an actor wearing a full body blue suit being adjusted by an assistant

To this day, I have no idea what happened to the original actor.

No one was able to get in contact with him, even days after the shoot —he could be dead for all I know. That’s the curious thing about film – even when you have everything planned to a T, something inevitably goes wrong and manages to change the rules of the game. It’s like that saying, “Man plans, God laughs.” Well, I’d hardly call myself a man, but someone was definitely laughing.

The music video went on to win several awards at film festivals across the country, from best music video to best director and I was thrilled. It even got into NFFTY 2023, which had been a lifelong dream of mine. Gigi and I flew to Seattle for the festival, and ended up walking away with a Jury Prize for best music video! Making “Death of a Hero” completely changed my outlook on filmmaking, because it showed me no matter the circumstance, there’s always a way to make it work…and also from now on, always cast a backup.

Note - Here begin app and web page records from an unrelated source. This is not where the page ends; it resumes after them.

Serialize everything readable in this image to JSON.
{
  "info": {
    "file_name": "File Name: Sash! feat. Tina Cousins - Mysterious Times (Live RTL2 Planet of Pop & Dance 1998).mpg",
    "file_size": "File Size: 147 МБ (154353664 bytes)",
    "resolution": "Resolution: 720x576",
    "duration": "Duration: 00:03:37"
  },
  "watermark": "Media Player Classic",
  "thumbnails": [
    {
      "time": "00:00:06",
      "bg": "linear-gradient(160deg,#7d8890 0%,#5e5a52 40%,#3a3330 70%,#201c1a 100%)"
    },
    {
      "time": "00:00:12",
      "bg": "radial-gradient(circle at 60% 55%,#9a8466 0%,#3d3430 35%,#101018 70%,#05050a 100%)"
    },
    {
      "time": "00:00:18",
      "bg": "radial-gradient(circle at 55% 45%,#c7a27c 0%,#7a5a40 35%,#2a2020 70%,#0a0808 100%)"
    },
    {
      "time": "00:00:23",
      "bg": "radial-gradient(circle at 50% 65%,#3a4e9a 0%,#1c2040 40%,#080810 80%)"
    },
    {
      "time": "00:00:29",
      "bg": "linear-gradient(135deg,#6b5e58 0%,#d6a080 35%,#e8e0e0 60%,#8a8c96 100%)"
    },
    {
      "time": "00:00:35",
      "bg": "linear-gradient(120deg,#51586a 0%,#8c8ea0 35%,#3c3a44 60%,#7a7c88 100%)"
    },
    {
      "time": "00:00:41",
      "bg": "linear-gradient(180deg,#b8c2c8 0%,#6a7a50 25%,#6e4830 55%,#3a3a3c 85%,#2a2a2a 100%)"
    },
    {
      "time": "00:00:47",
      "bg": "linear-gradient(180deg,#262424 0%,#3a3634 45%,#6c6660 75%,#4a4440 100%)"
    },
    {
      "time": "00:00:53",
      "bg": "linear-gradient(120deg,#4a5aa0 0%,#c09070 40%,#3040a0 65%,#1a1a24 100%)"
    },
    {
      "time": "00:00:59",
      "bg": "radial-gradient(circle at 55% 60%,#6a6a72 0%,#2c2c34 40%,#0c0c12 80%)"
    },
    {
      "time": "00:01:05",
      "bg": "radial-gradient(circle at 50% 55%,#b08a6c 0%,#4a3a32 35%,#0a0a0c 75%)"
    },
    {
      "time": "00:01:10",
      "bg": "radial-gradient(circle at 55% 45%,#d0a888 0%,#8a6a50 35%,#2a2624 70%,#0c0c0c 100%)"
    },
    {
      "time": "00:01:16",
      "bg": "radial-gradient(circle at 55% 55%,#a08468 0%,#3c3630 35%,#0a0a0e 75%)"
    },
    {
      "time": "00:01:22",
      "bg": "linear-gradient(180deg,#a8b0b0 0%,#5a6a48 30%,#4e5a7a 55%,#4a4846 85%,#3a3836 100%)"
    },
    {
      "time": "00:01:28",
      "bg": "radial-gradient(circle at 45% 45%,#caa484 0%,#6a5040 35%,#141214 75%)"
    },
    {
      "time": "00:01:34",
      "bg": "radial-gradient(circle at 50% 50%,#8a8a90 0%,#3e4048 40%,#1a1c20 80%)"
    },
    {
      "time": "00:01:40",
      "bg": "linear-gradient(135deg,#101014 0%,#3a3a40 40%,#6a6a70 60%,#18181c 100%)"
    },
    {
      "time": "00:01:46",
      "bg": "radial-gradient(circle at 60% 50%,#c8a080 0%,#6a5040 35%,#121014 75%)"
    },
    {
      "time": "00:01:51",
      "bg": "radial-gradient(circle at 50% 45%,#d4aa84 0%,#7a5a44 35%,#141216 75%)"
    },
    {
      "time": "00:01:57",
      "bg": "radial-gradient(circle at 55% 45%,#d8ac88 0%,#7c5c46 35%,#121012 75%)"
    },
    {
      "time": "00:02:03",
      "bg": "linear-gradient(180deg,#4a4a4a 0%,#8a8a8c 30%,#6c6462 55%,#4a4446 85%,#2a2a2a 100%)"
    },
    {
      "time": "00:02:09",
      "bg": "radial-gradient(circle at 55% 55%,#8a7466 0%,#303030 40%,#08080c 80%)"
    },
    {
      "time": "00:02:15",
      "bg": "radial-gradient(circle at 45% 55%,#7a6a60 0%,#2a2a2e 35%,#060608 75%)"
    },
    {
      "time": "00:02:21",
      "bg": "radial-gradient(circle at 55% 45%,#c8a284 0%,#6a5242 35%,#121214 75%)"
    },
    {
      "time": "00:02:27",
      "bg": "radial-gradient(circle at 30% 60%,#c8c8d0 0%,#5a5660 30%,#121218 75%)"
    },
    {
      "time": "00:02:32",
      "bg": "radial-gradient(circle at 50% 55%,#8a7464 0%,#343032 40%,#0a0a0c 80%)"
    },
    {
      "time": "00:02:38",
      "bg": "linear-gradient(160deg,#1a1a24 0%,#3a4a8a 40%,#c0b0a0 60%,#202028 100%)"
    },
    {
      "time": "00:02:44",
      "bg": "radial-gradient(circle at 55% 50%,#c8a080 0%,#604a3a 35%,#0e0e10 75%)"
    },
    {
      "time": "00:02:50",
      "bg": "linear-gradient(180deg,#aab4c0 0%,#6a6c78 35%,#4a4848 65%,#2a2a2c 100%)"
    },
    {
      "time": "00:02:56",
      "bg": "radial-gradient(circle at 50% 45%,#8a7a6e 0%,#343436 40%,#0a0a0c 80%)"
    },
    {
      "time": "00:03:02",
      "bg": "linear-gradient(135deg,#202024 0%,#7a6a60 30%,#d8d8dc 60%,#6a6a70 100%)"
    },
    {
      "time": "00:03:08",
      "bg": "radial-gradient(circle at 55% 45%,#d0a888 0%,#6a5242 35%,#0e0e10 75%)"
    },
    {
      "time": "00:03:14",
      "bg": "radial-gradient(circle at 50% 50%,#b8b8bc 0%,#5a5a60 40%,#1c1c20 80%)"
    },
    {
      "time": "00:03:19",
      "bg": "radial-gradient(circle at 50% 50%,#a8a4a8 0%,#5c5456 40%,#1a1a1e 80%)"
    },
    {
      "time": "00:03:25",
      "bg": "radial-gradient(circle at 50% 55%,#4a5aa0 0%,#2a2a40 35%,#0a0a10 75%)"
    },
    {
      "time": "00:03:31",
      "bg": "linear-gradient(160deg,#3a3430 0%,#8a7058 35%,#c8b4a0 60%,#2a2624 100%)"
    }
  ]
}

three filmmakers taking a photo in front of a back drop on a red carpet in at film festival

Filed Under: Student Blog